● **WORK INSTRUCTION**: Please retype the listing below, matching every line exactly.
◇ ◇ ◇
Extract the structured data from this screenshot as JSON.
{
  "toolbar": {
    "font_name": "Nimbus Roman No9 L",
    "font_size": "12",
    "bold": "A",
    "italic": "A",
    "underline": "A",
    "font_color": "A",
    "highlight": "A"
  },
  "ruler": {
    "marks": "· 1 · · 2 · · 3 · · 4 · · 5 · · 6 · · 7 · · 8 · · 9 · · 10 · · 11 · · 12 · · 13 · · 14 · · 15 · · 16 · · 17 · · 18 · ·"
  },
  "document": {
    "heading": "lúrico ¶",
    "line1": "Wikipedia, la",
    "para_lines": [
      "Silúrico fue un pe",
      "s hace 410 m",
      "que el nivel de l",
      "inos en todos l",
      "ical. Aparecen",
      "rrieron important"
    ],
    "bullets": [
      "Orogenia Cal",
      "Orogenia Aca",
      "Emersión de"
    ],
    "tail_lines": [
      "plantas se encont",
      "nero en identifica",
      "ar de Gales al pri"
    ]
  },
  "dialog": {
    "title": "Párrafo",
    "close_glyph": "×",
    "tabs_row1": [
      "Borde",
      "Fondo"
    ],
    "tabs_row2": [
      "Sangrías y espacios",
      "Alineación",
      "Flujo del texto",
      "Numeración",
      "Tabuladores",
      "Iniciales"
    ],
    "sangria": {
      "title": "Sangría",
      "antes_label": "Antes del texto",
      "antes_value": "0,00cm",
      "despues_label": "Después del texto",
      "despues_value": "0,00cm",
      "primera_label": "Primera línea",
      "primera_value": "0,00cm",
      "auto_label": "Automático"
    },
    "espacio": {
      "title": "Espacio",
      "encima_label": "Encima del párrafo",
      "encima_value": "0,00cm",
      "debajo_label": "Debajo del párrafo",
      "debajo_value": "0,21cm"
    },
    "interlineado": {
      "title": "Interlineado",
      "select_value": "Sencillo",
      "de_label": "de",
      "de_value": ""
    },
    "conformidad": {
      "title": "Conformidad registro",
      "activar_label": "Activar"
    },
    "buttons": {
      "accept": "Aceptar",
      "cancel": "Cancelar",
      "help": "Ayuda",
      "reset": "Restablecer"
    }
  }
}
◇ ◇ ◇
● **ANSWER FOR THIS EXERCISE**:
Extract the structured data from this screenshot as JSON.
{
  "toolbar": {
    "font_name": "Nimbus Roman No9 L",
    "font_size": "12",
    "bold": "A",
    "italic": "A",
    "underline": "A",
    "font_color": "A",
    "highlight": "A"
  },
  "ruler": {
    "marks": "· 1 · · 2 · · 3 · · 4 · · 5 · · 6 · · 7 · · 8 · · 9 · · 10 · · 11 · · 12 · · 13 · · 14 · · 15 · · 16 · · 17 · · 18 · ·"
  },
  "document": {
    "heading": "lúrico ¶",
    "line1": "Wikipedia, la",
    "para_lines": [
      "Silúrico fue un pe",
      "s hace 410 m",
      "que el nivel de l",
      "inos en todos l",
      "ical. Aparecen",
      "rrieron important"
    ],
    "bullets": [
      "Orogenia Cal",
      "Orogenia Aca",
      "Emersión de"
    ],
    "tail_lines": [
      "plantas se encont",
      "nero en identifica",
      "ar de Gales al pri"
    ]
  },
  "dialog": {
    "title": "Párrafo",
    "close_glyph": "×",
    "tabs_row1": [
      "Borde",
      "Fondo"
    ],
    "tabs_row2": [
      "Sangrías y espacios",
      "Alineación",
      "Flujo del texto",
      "Numeración",
      "Tabuladores",
      "Iniciales"
    ],
    "sangria": {
      "title": "Sangría",
      "antes_label": "Antes del texto",
      "antes_value": "0,00cm",
      "despues_label": "Después del texto",
      "despues_value": "0,00cm",
      "primera_label": "Primera línea",
      "primera_value": "0,00cm",
      "auto_label": "Automático"
    },
    "espacio": {
      "title": "Espacio",
      "encima_label": "Encima del párrafo",
      "encima_value": "0,00cm",
      "debajo_label": "Debajo del párrafo",
      "debajo_value": "0,21cm"
    },
    "interlineado": {
      "title": "Interlineado",
      "select_value": "Sencillo",
      "de_label": "de",
      "de_value": ""
    },
    "conformidad": {
      "title": "Conformidad registro",
      "activar_label": "Activar"
    },
    "buttons": {
      "accept": "Aceptar",
      "cancel": "Cancelar",
      "help": "Ayuda",
      "reset": "Restablecer"
    }
  }
}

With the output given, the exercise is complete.